Once you have Greasemonkey installed, check out Userscripts.org for a list of popular scripts to run. There are scripts that add twitter search results to Google, scripts to improve the functionality of Gmail, and much much more. One of my favorites is a script that helps manage multiple Google accounts. Many of these can replace tasks that you’ll repeat on a regular basis, and hopefully save a lot of time in the process.
8. Fences (Win)
Fences is unfortunately another PC only application — but for those of you who are running Windows, I think it’s a must have. Simply stated, Fences is a small application that allows you to better manage and group icons on your desktop. In addition, it allows you to instantly hide all of your icons simply by double clicking.
These are two very small features, but for a simple and free application, I don’t think it’s all that shabby.
Lifehacker, a blog known for productivity applications, actually created their own little app a few years ago that still works in Windows 7 and provides some really cool features.

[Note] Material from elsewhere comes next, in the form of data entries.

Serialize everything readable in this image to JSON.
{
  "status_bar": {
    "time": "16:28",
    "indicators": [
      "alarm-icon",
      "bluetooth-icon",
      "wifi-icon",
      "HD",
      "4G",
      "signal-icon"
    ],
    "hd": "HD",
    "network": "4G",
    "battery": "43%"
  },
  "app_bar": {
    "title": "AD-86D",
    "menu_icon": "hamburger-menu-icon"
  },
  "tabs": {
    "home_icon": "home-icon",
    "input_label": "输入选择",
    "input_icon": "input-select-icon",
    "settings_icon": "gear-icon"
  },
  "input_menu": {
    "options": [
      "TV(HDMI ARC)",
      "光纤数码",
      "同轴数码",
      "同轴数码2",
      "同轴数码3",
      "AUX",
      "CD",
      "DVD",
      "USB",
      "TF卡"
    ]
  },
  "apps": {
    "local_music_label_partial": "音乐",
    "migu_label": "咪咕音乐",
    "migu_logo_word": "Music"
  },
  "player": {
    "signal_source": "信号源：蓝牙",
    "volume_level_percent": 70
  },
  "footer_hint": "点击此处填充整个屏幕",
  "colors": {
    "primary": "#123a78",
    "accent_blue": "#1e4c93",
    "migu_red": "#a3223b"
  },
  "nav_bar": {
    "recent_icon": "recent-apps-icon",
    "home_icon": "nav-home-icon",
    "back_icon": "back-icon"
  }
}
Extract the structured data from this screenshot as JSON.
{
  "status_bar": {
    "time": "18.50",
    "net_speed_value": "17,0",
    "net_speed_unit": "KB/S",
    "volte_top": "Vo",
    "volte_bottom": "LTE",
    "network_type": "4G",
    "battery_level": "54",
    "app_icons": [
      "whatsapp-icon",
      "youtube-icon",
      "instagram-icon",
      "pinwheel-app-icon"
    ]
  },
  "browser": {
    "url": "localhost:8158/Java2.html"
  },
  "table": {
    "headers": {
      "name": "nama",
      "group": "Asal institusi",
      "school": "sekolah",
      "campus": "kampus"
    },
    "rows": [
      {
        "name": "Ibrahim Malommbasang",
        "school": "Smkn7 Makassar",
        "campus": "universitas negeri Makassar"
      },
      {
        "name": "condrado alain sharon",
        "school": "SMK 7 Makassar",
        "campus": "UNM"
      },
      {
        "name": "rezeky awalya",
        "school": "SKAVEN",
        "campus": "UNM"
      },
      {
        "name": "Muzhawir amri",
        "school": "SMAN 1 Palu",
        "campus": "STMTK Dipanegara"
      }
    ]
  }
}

The app is called Texter, and it is basic text replacement throughout windows.
What that means is you can set up keywords that will be instantly replaced with a larger block of text, depending on how you set it up. This can be a lifesaver if you find yourself typing certain phrases over and over again. With Texter installed you can simply type a few letters and they will automatically be replaced with your chosen text. And it works throughout the entire operating system.
For those of you on Macs, there’s a similar and slightly more advanced version called TextExpander that does basically the same thing.
Finally, our last productivity apps are a couple of little programs that notify you of new Gmail messages, and they do it better than Google’s default notifier. For those of you, like me, who have several Google accounts, the default notifier can be less than perfect.
Both of these alternatives handily manage multiple accounts, and both of them are sure to improve your experience with gmail notifications.
What Are Your Top 5 Productivity Tools?
This list is the combined effort of several of us here at FreelanceFolder, but I’m sure you’ve got at least a few productivity apps you know about that we don’t.
Let us know what your favorites are — try to list your top five productivity tools in the comments.